[Dataset excerpts]
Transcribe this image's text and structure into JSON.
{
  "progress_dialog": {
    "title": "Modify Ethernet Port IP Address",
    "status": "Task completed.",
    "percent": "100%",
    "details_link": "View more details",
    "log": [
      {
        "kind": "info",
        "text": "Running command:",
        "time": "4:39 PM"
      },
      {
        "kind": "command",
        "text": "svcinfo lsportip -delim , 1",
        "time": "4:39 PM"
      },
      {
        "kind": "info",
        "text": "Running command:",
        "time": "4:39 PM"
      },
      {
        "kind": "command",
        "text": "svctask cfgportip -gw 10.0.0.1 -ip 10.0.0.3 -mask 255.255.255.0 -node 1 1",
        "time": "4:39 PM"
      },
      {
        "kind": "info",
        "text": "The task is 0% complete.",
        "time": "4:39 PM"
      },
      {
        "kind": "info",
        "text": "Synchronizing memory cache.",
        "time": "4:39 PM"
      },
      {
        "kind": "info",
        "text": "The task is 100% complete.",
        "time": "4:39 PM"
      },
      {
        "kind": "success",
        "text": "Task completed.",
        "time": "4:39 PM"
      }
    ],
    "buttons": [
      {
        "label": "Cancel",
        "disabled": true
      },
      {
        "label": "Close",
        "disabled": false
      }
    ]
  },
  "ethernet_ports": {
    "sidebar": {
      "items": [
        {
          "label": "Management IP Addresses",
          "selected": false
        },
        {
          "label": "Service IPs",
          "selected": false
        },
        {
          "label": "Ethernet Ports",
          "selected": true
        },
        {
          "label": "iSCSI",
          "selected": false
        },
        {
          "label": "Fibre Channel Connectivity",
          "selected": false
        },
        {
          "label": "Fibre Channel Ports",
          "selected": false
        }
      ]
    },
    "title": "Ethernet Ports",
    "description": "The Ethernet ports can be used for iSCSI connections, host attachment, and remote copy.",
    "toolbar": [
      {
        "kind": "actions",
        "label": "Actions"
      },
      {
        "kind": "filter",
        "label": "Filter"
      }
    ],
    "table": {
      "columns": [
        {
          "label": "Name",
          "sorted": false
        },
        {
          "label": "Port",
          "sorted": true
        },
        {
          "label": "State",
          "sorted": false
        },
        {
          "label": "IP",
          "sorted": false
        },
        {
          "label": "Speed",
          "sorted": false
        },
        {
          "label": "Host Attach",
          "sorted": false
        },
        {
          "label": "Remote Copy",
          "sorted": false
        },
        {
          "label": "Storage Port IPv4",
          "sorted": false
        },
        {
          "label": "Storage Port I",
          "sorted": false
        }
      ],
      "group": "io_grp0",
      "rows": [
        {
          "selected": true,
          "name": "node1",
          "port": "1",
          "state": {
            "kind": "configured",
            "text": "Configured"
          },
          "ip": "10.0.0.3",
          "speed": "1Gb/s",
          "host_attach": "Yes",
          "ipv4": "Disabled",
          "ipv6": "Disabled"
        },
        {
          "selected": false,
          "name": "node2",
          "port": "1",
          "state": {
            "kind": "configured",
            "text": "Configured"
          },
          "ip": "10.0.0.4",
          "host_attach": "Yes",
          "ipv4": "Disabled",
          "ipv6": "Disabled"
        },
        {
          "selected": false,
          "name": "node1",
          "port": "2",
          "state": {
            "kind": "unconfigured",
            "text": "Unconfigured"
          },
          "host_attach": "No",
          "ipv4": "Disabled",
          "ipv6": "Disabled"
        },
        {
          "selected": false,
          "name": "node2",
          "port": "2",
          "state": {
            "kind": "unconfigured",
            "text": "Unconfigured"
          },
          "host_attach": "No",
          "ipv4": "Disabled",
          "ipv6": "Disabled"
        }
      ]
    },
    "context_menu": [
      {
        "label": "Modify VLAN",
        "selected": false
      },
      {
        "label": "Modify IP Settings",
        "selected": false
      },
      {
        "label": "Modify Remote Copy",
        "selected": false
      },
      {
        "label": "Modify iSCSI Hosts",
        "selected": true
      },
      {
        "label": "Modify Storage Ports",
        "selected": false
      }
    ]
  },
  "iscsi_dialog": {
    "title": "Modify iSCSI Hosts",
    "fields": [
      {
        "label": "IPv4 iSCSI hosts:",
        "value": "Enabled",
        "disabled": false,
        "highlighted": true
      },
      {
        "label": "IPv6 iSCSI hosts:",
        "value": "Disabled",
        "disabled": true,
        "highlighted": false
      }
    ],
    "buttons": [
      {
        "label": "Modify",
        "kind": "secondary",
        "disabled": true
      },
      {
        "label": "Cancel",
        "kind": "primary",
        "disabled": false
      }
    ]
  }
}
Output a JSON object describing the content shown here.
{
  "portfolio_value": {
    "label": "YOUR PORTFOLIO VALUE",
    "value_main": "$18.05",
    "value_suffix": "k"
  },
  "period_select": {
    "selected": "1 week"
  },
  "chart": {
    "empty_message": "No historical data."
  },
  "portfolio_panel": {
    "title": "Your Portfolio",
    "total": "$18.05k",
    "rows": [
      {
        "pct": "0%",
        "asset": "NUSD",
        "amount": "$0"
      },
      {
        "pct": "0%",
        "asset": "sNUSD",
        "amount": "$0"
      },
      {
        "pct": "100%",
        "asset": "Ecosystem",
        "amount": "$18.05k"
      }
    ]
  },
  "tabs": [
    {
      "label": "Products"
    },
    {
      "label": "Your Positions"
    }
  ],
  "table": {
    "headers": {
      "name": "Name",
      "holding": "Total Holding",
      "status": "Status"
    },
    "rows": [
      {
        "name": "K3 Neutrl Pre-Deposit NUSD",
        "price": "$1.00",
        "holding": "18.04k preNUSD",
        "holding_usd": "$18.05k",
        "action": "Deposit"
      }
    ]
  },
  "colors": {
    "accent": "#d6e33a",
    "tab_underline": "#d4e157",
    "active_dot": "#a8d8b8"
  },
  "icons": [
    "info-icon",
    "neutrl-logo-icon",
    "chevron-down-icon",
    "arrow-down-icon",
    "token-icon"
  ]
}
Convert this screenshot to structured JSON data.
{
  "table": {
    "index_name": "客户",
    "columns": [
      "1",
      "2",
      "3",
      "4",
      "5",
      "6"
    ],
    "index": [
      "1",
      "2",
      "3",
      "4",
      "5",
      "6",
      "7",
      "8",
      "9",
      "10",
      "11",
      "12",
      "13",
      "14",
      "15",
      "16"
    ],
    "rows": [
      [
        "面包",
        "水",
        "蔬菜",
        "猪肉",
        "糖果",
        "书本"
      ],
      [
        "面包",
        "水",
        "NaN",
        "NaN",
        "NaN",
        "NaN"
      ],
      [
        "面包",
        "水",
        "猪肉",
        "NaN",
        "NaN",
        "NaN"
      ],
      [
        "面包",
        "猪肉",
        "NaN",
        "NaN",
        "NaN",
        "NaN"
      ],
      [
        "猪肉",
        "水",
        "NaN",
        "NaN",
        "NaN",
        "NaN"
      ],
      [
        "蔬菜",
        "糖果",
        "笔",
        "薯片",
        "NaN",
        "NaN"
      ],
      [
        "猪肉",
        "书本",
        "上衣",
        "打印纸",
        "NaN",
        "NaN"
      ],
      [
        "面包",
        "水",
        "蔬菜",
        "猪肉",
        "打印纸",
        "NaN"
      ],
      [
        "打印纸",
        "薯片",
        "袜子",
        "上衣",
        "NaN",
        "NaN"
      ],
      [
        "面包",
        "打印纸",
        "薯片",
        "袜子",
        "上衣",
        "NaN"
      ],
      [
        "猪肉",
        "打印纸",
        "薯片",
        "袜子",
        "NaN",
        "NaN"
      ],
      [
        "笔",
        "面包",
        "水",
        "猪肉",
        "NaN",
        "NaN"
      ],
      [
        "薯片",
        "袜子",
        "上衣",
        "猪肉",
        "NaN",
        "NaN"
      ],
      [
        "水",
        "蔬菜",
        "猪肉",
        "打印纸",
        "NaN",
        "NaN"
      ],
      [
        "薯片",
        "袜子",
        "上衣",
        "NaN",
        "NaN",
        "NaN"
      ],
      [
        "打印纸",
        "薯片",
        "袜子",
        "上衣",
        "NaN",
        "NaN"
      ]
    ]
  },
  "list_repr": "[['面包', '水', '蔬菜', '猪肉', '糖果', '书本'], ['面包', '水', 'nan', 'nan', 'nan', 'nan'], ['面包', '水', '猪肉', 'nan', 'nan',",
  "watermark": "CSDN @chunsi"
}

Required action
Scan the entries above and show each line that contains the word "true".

Reply to the exercise
        "disabled": true
          "selected": true
          "sorted": true
          "selected": true,
        "selected": true
        "highlighted": true
        "disabled": true,
        "disabled": true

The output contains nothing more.